Previous studies that have investigated the potential of in vivo abnormal α-synuclein deposits as a pathological biomarker for PD included few participants and reported different diagnostic accuracies. Here, we aimed to confirm the diagnostic value of in vivo α-synuclein deposits in PD through a systematic review and meta-analysis, with special emphasis on determining the tissue most suitable for examination and assessing whether anti-native α-synuclein or anti-phosphorylated α-synuclein antibodies should be used. Databases were searched on December 30, 2018. We finally included 41 case-control studies that examined in vivo tissue samples using anti-native α-synuclein or anti-phosphorylated α-synuclein antibody in PD patients and controls. Using a univariate random-effects model, pooled sensitivity and specificity (95% confidence interval) of anti-native α-synuclein antibody were 0.54 (0.49-0.60) and 0.72 (0.68-0.76) for the gastrointestinal tract and 0.76 (0.60-0.89) and 0.60 (0.43-0.74) for the skin. Pooled sensitivity and specificity (95% confidence interval) of anti-phosphorylated α-synuclein antibody were 0.43 (0.37-0.48) and 0.82 (0.78-0.86) for the gastrointestinal tract, 0.76 (0.69-0.82) and 1.00 (0.98-1.00) for the skin, 0.42 (0.26-0.59) and 0.94 (0.84-0.99) for the minor salivary glands, and 0.66 (0.51-0.79) and 0.96 (0.86-1.00) for the submandibular glands. Although ubiquitous heterogeneity between the included studies should be noted when interpreting our results, our analyses demonstrated the following: (1) in vivo α-synuclein immunoreactivity has the potential as a pathological biomarker for PD; (2) anti-phosphorylated α-synuclein antibody consistently has higher specificity than anti-native α-synuclein antibody; and (3) skin biopsy examination using anti-phosphorylated α-synuclein antibody has the best diagnostic accuracy, although feasibility remains an important issue. © 2019 International Parkinson and Movement Disorder Society.

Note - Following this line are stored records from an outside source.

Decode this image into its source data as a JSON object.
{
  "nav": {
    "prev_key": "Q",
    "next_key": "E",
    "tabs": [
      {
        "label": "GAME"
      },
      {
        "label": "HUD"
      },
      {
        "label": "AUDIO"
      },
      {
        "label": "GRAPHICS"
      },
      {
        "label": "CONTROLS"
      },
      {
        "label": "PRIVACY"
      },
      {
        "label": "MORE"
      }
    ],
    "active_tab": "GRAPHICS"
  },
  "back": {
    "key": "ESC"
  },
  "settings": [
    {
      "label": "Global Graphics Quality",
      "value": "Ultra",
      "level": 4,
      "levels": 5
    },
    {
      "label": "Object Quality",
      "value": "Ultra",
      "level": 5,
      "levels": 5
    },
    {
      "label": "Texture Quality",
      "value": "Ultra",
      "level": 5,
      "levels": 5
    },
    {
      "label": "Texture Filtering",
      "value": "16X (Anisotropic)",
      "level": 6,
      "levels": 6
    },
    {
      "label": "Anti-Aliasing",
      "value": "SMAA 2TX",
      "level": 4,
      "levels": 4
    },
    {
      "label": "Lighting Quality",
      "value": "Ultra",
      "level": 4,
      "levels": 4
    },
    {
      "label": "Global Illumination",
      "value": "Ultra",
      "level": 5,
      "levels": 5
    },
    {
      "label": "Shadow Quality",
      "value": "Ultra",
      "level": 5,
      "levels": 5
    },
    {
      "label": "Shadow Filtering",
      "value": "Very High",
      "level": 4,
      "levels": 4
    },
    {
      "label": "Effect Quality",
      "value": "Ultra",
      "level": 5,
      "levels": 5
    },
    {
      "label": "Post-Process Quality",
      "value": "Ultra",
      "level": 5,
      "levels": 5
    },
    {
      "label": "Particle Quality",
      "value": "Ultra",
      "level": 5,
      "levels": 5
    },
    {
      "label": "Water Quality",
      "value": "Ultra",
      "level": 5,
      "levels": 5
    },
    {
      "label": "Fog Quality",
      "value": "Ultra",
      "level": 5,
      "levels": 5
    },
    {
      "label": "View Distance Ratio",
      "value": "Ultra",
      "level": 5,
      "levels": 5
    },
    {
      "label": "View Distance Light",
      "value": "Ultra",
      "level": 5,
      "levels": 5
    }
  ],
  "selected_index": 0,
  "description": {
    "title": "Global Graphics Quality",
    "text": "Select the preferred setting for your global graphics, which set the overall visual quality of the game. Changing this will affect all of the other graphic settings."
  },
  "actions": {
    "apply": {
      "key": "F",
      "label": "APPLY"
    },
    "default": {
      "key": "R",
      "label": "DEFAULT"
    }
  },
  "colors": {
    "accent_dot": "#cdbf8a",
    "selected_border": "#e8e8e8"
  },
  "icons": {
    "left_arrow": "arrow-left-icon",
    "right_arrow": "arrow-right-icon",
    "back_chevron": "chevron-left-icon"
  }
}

Keywords: Parkinson's disease; biopsy; diagnosis; pathology; α-synuclein.
© 2019 International Parkinson and Movement Disorder Society.